• [THE PROBLEM]: Please return each entry that follows exactly as given, but without pictures.
+-------+
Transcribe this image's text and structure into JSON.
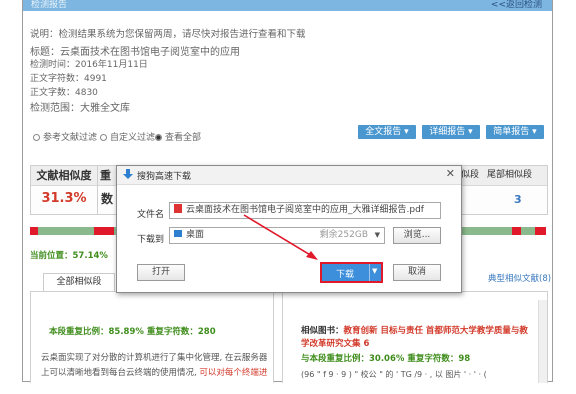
{
  "header": {
    "left": "检测报告",
    "right": "<<返回检测"
  },
  "notice": "说明：检测结果系统为您保留两周，请尽快对报告进行查看和下载",
  "meta": [
    "标题：云桌面技术在图书馆电子阅览室中的应用",
    "检测时间：2016年11月11日",
    "正文字符数：4991",
    "正文字数：4830",
    "检测范围：大雅全文库"
  ],
  "filters": {
    "opt1": "参考文献过滤",
    "opt2": "自定义过滤",
    "opt3": "查看全部"
  },
  "report_buttons": {
    "full": "全文报告 ▾",
    "detail": "详细报告 ▾",
    "simple": "简单报告 ▾"
  },
  "summary": {
    "label": "文献相似度",
    "value": "31.3%",
    "label2": "重",
    "label3": "数",
    "col_mid": "似段",
    "col_tail": "尾部相似段",
    "tail_value": "3"
  },
  "position": {
    "label": "当前位置：",
    "value": "57.14%"
  },
  "tabs": {
    "all_similar": "全部相似段",
    "typical": "典型相似文献",
    "typical_count": "(8)"
  },
  "left_panel": {
    "stats": "本段重复比例：85.89%  重复字符数：280",
    "text1": "云桌面实现了对分散的计算机进行了集中化管理, 在云服务器",
    "text2": "上可以清晰地看到每台云终端的使用情况,",
    "text2_red": " 可以对每个终端进"
  },
  "right_panel": {
    "prefix": "相似图书：",
    "red_title": "教育创新 目标与责任 首都师范大学教学质量与教学改革研究文集 6",
    "stats": "与本段重复比例：30.06%  重复字符数：98",
    "garble": "(96 \" f 9 · 9 ) \" 校公 \" 的 ' TG /9 · , 以 图片 ' · ' · ("
  },
  "dialog": {
    "title": "搜狗高速下载",
    "filename_label": "文件名",
    "filename": "云桌面技术在图书馆电子阅览室中的应用_大雅详细报告.pdf",
    "saveto_label": "下载到",
    "folder": "桌面",
    "space": "剩余252GB",
    "browse": "浏览...",
    "open": "打开",
    "download": "下载",
    "cancel": "取消"
  },
  "colors": {
    "accent_blue": "#4a97d0",
    "highlight_red": "#e0192b",
    "green_text": "#3f8d1c"
  }
}
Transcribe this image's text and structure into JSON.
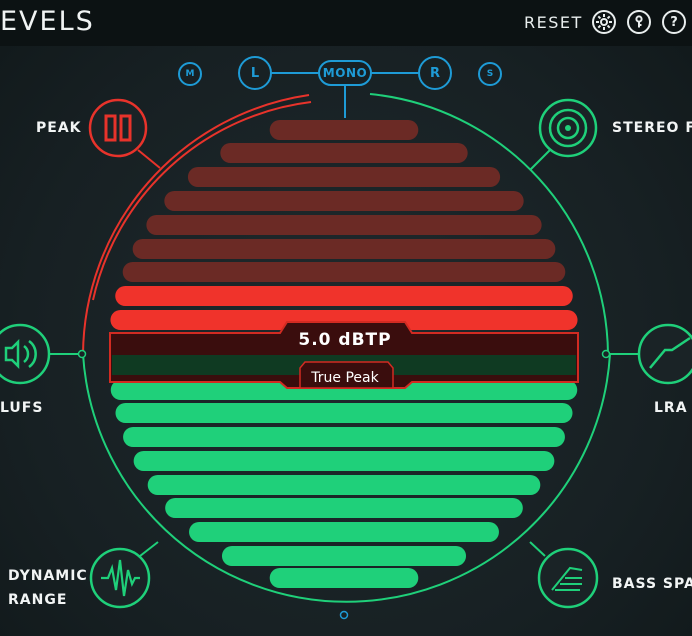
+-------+
• [RESPONSE TO THE EXERCISE]:
Transcribe this image's text and structure into JSON.
{
  "header": {
    "left": "检测报告",
    "right": "<<返回检测"
  },
  "notice": "说明：检测结果系统为您保留两周，请尽快对报告进行查看和下载",
  "meta": [
    "标题：云桌面技术在图书馆电子阅览室中的应用",
    "检测时间：2016年11月11日",
    "正文字符数：4991",
    "正文字数：4830",
    "检测范围：大雅全文库"
  ],
  "filters": {
    "opt1": "参考文献过滤",
    "opt2": "自定义过滤",
    "opt3": "查看全部"
  },
  "report_buttons": {
    "full": "全文报告 ▾",
    "detail": "详细报告 ▾",
    "simple": "简单报告 ▾"
  },
  "summary": {
    "label": "文献相似度",
    "value": "31.3%",
    "label2": "重",
    "label3": "数",
    "col_mid": "似段",
    "col_tail": "尾部相似段",
    "tail_value": "3"
  },
  "position": {
    "label": "当前位置：",
    "value": "57.14%"
  },
  "tabs": {
    "all_similar": "全部相似段",
    "typical": "典型相似文献",
    "typical_count": "(8)"
  },
  "left_panel": {
    "stats": "本段重复比例：85.89%  重复字符数：280",
    "text1": "云桌面实现了对分散的计算机进行了集中化管理, 在云服务器",
    "text2": "上可以清晰地看到每台云终端的使用情况,",
    "text2_red": " 可以对每个终端进"
  },
  "right_panel": {
    "prefix": "相似图书：",
    "red_title": "教育创新 目标与责任 首都师范大学教学质量与教学改革研究文集 6",
    "stats": "与本段重复比例：30.06%  重复字符数：98",
    "garble": "(96 \" f 9 · 9 ) \" 校公 \" 的 ' TG /9 · , 以 图片 ' · ' · ("
  },
  "dialog": {
    "title": "搜狗高速下载",
    "filename_label": "文件名",
    "filename": "云桌面技术在图书馆电子阅览室中的应用_大雅详细报告.pdf",
    "saveto_label": "下载到",
    "folder": "桌面",
    "space": "剩余252GB",
    "browse": "浏览...",
    "open": "打开",
    "download": "下载",
    "cancel": "取消"
  },
  "colors": {
    "accent_blue": "#4a97d0",
    "highlight_red": "#e0192b",
    "green_text": "#3f8d1c"
  }
}
Transcribe this image's text and structure into JSON.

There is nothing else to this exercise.